How was I going to make that shift? I first listed all my skills: organised, efficient, eye for detail ... Unfortunately this didn't really get me far, as most researchers would need to have these skills. So I decided to look at what I enjoyed doing and what I was good at (which are not necessarily the same thing).

I knew I enjoyed teaching, and in particular working with postgraduate students and teaching them how to teach. I had done some teaching when I was a postgraduate and had been thrown in at the deep end. No one had told me how to teach nor given me any handy tips and tricks. So although I had liked it, I had been aware that some training would have been extremely helpful.

During my 18 months working outside the university, I had retained contact with the staff development unit at the University of East Anglia, where I had done my research. I had delivered some postgraduate teaching skills training for them and it had gone down well, with both them and me. So when they advertised a fixed-term contract to develop training materials for postgraduate students teaching in the sciences, I applied and was successful.

Making a Difference to New University Instructors

This 28-month contract was the turning point of my career. I was working in a university, working with people, developing teaching materials, and making a difference to postgraduate students who were new to teaching. Because I had done my PhD and first postdoc there, I knew the university and was able to use my existing networks to gather authentic teaching materials (videos of lab classes, science essays) and talk to people about teaching in a subject area with which I was familiar.

But I also had the opportunity to do more external networking. The material we were developing needed to be tested at other universities because the final outcome of the project would be a training programme with written materials and video examples. A condition placed on the project by the funding body was that the materials had to be widely disseminated to other universities. The result was that I conducted trials at three universities and, towards the end of the project, travelled around the country selling the training programme. And it was this final part which I most enjoyed, working as an adviser and consultant, making connections, and becoming part of the staff and educational development network.

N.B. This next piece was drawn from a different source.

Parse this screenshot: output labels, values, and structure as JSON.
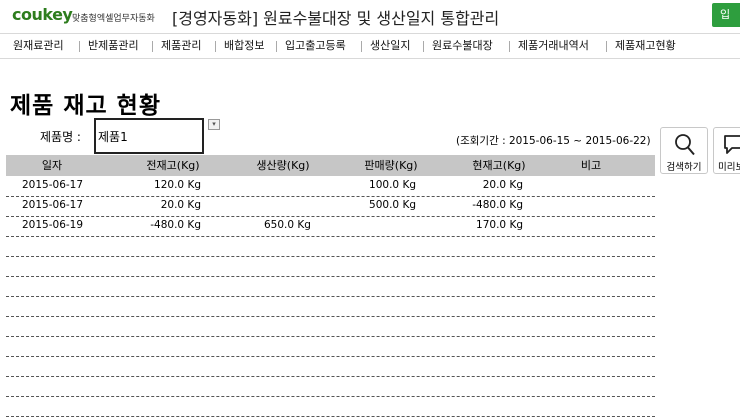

When this fixed-term contract ended, I was therefore in a position to apply for mainstream staff-development posts specialising in teaching and learning. I moved to a job at Heriot-Watt in Edinburgh and stayed there for 18 months. It gave me the opportunity to consolidate my educational development experience and to set up training courses for postgraduates who teach. I was then told that a similar post would be advertised at Cambridge. Cambridge was one of the universities where I had trialled the original teaching skills material, and I had done some consultancy for them, so I knew I was in a strong position for the job.

I have now been at Cambridge for 3 years, and my job has developed and changed quite dramatically since I started. I now manage a group of trainers who run courses for postgraduates; co-ordinate all the courses for contract research staff; and direct the course for new academic staff. Last year I ran an international weeklong conference on how to engage academic staff in staff development and am currently editing the book that was the outcome of that meeting.

And perhaps the most interesting development is that I hardly do any teaching now. Instead I spend a lot of time managing people, liaising with academics, and co-ordinating and driving initiatives across the university.

So, some final questions. Do I have any regrets about leaving research? Absolutely not. How useful has it been that I did a PhD and postdoc? Very.

I understand the stresses of being a postgraduate new to teaching and the anxieties and job insecurities of contract research staff. I understand how universities work and how to operate within them. I understand the language and vocabulary of higher education institutes. All of this is invaluable.

And where will I be in 10 years' time? I'm not too sure--maybe working for the newly launched Higher Education Academy, maybe still at Cambridge, or maybe doing something completely different.